Half a glass sweet sherry (or medium sherry with a tablespoon of white sugar)

18 sponge fingers (about 200gr) or trifle sponges

450ml whipping cream

100-150gr flaked almonds

2 big tablespoons granulated sugar


Cut the rhubarb into very short lengths and cook gently with the redcurrant jelly, orange juice and one tablespoon sugar until it is just soft. Turn off the heat, stir in the sherry and put in a serving dish. Leave to cool. Break the sponge fingers into four and stir gently into the rhubarb (this can be done the night before). Whip the cream and cover the rhubarb with it. Put the flaked almonds and the other tablespoon of sugar in a dry frying-pan and fry, stirring, until the almonds are golden and caramelised (warning: they burn easily if not watched). When cool, sprinkle on top of the dish. 
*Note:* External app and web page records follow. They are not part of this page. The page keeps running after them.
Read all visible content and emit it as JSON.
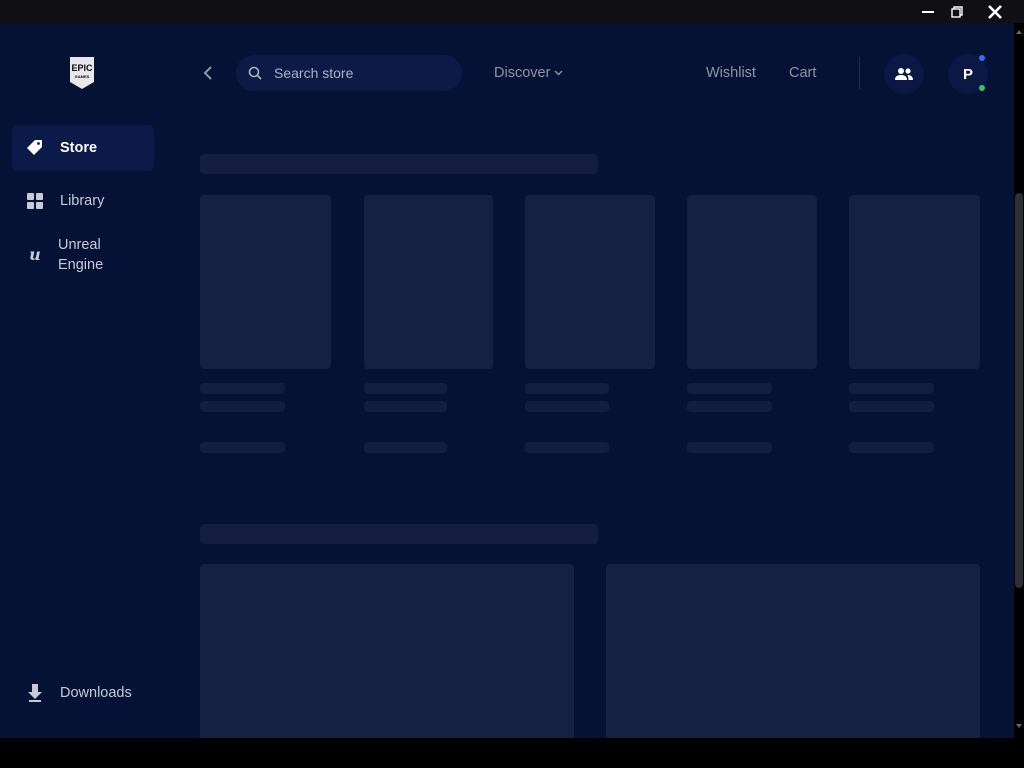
{
  "window": {
    "controls": [
      "minimize-icon",
      "restore-icon",
      "close-icon"
    ]
  },
  "sidebar": {
    "logo": {
      "text_line1": "EPIC",
      "text_line2": "GAMES"
    },
    "items": [
      {
        "label": "Store",
        "icon": "tag-icon",
        "active": true
      },
      {
        "label": "Library",
        "icon": "grid-icon",
        "active": false
      },
      {
        "label": "Unreal Engine",
        "icon": "unreal-icon",
        "active": false
      }
    ],
    "downloads": {
      "label": "Downloads",
      "icon": "download-icon"
    }
  },
  "header": {
    "search": {
      "placeholder": "Search store",
      "value": ""
    },
    "discover": {
      "label": "Discover"
    },
    "wishlist": {
      "label": "Wishlist"
    },
    "cart": {
      "label": "Cart"
    },
    "avatar": {
      "initial": "P"
    }
  },
  "colors": {
    "background": "#061235",
    "sidebar_active": "#0c1a4a",
    "skeleton": "#161f44",
    "status_online": "#3bc35a",
    "notification": "#2f6ff0"
  }
}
                                                            Dried fruits in Central Asia



1 bunch (about 500gr) seedless grapes, preferably large
80gr good quality feta
1 tablespoon light olive oil
2 tablespoons liquid honey
1-2 sprigs fresh thyme

Remove the grapes from their stalks and put in an oven-proof dish in which they fit in one to two layers. Pour over the olive oil and honey and mix to coat them. Bury the piece of feta and the thyme sprigs among them. Cook for 20 minutes in an oven-pre-heated to 200˚ (non-fan), until the grapes are softened and oozy. Leave to cool. Discard the thyme sprigs. Crumble the feta over the grapes (it will be a bit squidgy, but reduce it to fairly small pieces).